▶ _WORK INSTRUCTION_: Return all the lines below exactly as written. Drop every picture.

▶ _Web page and app entries_:
---*---

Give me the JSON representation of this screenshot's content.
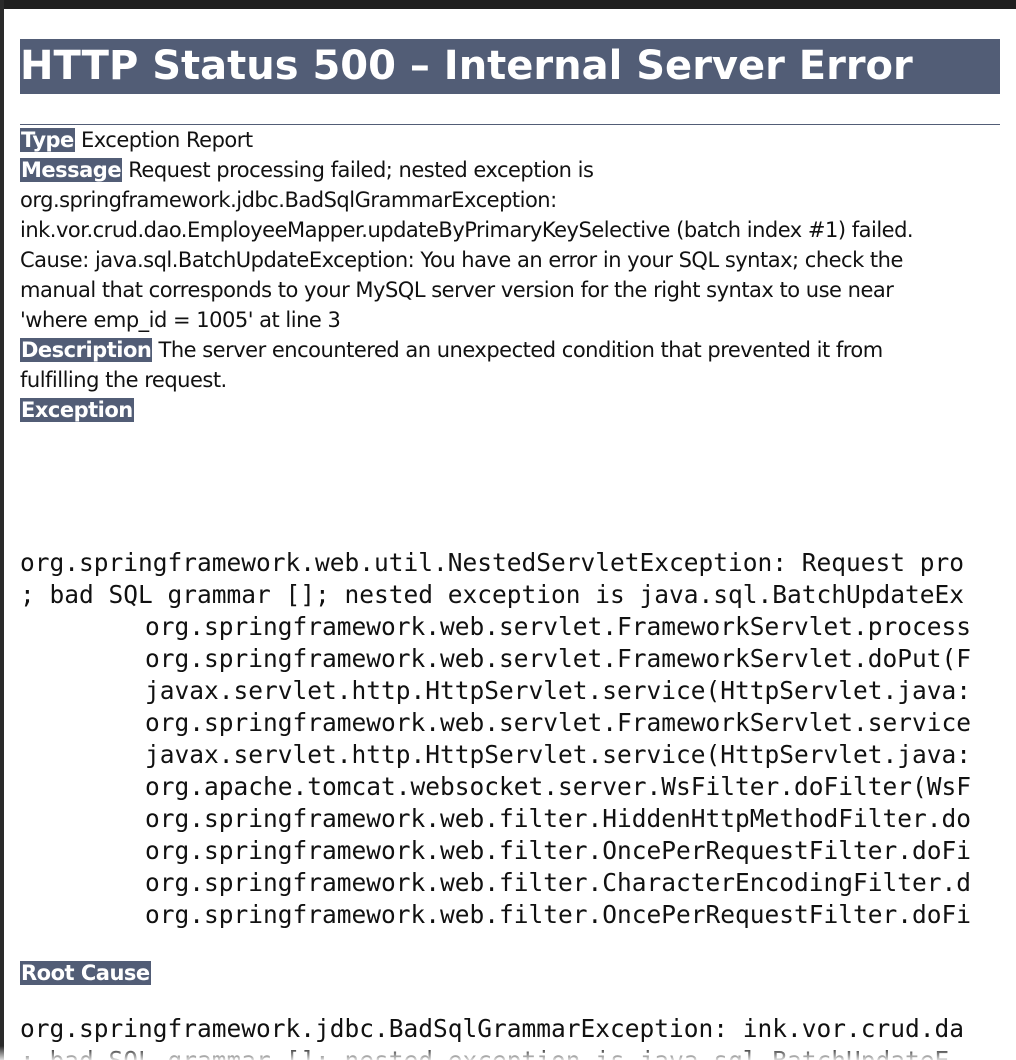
{
  "page": {
    "title": "HTTP Status 500 – Internal Server Error"
  },
  "type": {
    "label": "Type",
    "text": " Exception Report"
  },
  "message": {
    "label": "Message",
    "line1": " Request processing failed; nested exception is",
    "line2": "org.springframework.jdbc.BadSqlGrammarException:",
    "line3": "ink.vor.crud.dao.EmployeeMapper.updateByPrimaryKeySelective (batch index #1) failed.",
    "line4": "Cause: java.sql.BatchUpdateException: You have an error in your SQL syntax; check the",
    "line5": "manual that corresponds to your MySQL server version for the right syntax to use near",
    "line6": "'where emp_id = 1005' at line 3"
  },
  "description": {
    "label": "Description",
    "line1": " The server encountered an unexpected condition that prevented it from",
    "line2": "fulfilling the request."
  },
  "exception": {
    "label": "Exception",
    "lines": [
      "org.springframework.web.util.NestedServletException: Request pro",
      "; bad SQL grammar []; nested exception is java.sql.BatchUpdateEx",
      "org.springframework.web.servlet.FrameworkServlet.process",
      "org.springframework.web.servlet.FrameworkServlet.doPut(F",
      "javax.servlet.http.HttpServlet.service(HttpServlet.java:",
      "org.springframework.web.servlet.FrameworkServlet.service",
      "javax.servlet.http.HttpServlet.service(HttpServlet.java:",
      "org.apache.tomcat.websocket.server.WsFilter.doFilter(WsF",
      "org.springframework.web.filter.HiddenHttpMethodFilter.do",
      "org.springframework.web.filter.OncePerRequestFilter.doFi",
      "org.springframework.web.filter.CharacterEncodingFilter.d",
      "org.springframework.web.filter.OncePerRequestFilter.doFi"
    ]
  },
  "root_cause": {
    "label": "Root Cause",
    "lines": [
      "org.springframework.jdbc.BadSqlGrammarException: ink.vor.crud.da",
      "; bad SQL grammar []; nested exception is java.sql.BatchUpdateE"
    ]
  },
  "colors": {
    "accent": "#525d76",
    "text": "#111111",
    "background": "#ffffff"
  }
}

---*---

▶ _ANSWER TO THIS TASK_:
Give me the JSON representation of this screenshot's content.
{
  "page": {
    "title": "HTTP Status 500 – Internal Server Error"
  },
  "type": {
    "label": "Type",
    "text": " Exception Report"
  },
  "message": {
    "label": "Message",
    "line1": " Request processing failed; nested exception is",
    "line2": "org.springframework.jdbc.BadSqlGrammarException:",
    "line3": "ink.vor.crud.dao.EmployeeMapper.updateByPrimaryKeySelective (batch index #1) failed.",
    "line4": "Cause: java.sql.BatchUpdateException: You have an error in your SQL syntax; check the",
    "line5": "manual that corresponds to your MySQL server version for the right syntax to use near",
    "line6": "'where emp_id = 1005' at line 3"
  },
  "description": {
    "label": "Description",
    "line1": " The server encountered an unexpected condition that prevented it from",
    "line2": "fulfilling the request."
  },
  "exception": {
    "label": "Exception",
    "lines": [
      "org.springframework.web.util.NestedServletException: Request pro",
      "; bad SQL grammar []; nested exception is java.sql.BatchUpdateEx",
      "org.springframework.web.servlet.FrameworkServlet.process",
      "org.springframework.web.servlet.FrameworkServlet.doPut(F",
      "javax.servlet.http.HttpServlet.service(HttpServlet.java:",
      "org.springframework.web.servlet.FrameworkServlet.service",
      "javax.servlet.http.HttpServlet.service(HttpServlet.java:",
      "org.apache.tomcat.websocket.server.WsFilter.doFilter(WsF",
      "org.springframework.web.filter.HiddenHttpMethodFilter.do",
      "org.springframework.web.filter.OncePerRequestFilter.doFi",
      "org.springframework.web.filter.CharacterEncodingFilter.d",
      "org.springframework.web.filter.OncePerRequestFilter.doFi"
    ]
  },
  "root_cause": {
    "label": "Root Cause",
    "lines": [
      "org.springframework.jdbc.BadSqlGrammarException: ink.vor.crud.da",
      "; bad SQL grammar []; nested exception is java.sql.BatchUpdateE"
    ]
  },
  "colors": {
    "accent": "#525d76",
    "text": "#111111",
    "background": "#ffffff"
  }
}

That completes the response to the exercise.